***** Study material *****
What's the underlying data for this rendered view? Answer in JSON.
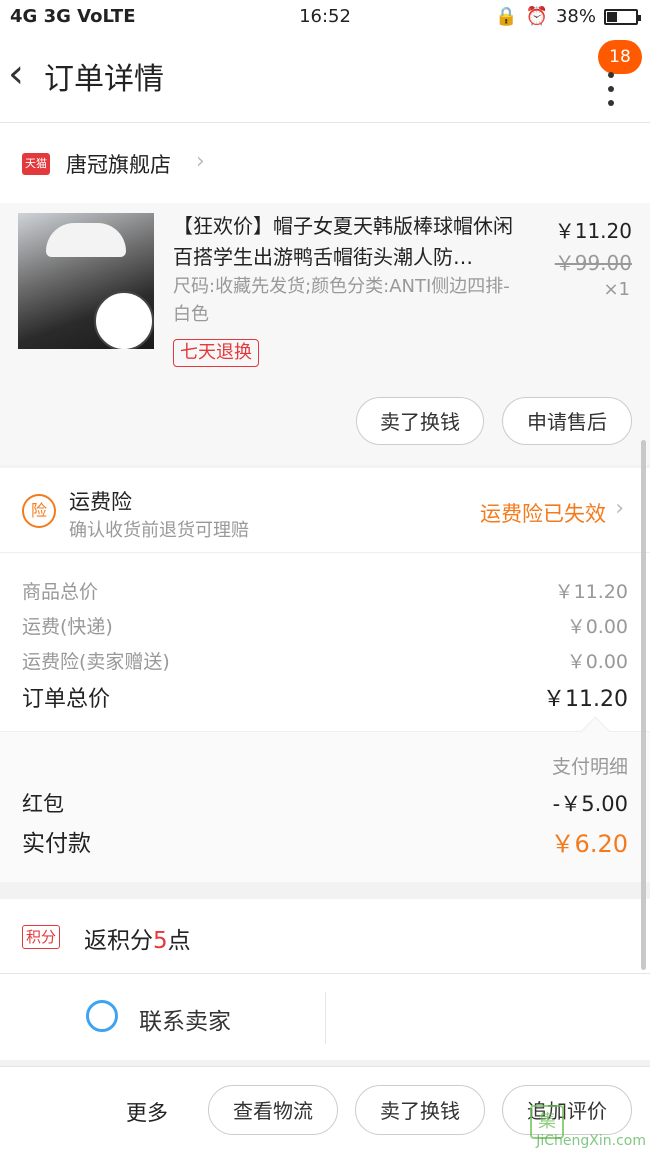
{
  "status_bar": {
    "network": "4G 3G VoLTE",
    "time": "16:52",
    "battery": "38%"
  },
  "navbar": {
    "back_icon": "chevron-left-icon",
    "title": "订单详情",
    "badge_count": "18",
    "more_icon": "more-vertical-icon"
  },
  "shop": {
    "logo_text": "天猫",
    "name": "唐冠旗舰店",
    "arrow": "›"
  },
  "product": {
    "title": "【狂欢价】帽子女夏天韩版棒球帽休闲百搭学生出游鸭舌帽街头潮人防…",
    "attributes": "尺码:收藏先发货;颜色分类:ANTI侧边四排-白色",
    "tag": "七天退换",
    "price": "￥11.20",
    "original_price": "￥99.00",
    "quantity": "×1",
    "buttons": [
      "卖了换钱",
      "申请售后"
    ]
  },
  "insurance": {
    "icon_text": "险",
    "title": "运费险",
    "subtitle": "确认收货前退货可理赔",
    "status": "运费险已失效",
    "arrow": "›"
  },
  "summary": {
    "rows": [
      {
        "label": "商品总价",
        "value": "￥11.20"
      },
      {
        "label": "运费(快递)",
        "value": "￥0.00"
      },
      {
        "label": "运费险(卖家赠送)",
        "value": "￥0.00"
      }
    ],
    "total_label": "订单总价",
    "total_value": "￥11.20"
  },
  "payment": {
    "detail_label": "支付明细",
    "redpacket_label": "红包",
    "redpacket_value": "-￥5.00",
    "paid_label": "实付款",
    "paid_value": "￥6.20"
  },
  "points": {
    "tag": "积分",
    "prefix": "返积分",
    "amount": "5",
    "suffix": "点"
  },
  "contact": {
    "label": "联系卖家"
  },
  "bottom_bar": {
    "more": "更多",
    "buttons": [
      "查看物流",
      "卖了换钱",
      "追加评价"
    ]
  },
  "watermark": {
    "logo": "集",
    "text": "JiChengXin.com"
  },
  "colors": {
    "accent": "#f37b1d",
    "tmall_red": "#e4393c",
    "badge": "#ff5a00",
    "contact_blue": "#3ea3f0"
  }
}
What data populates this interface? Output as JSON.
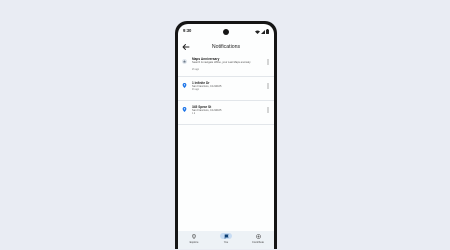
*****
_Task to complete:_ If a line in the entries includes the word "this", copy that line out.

_Solution:_
What's the underlying data for this rendered view? Answer in JSON.
What data populates this interface? Output as JSON.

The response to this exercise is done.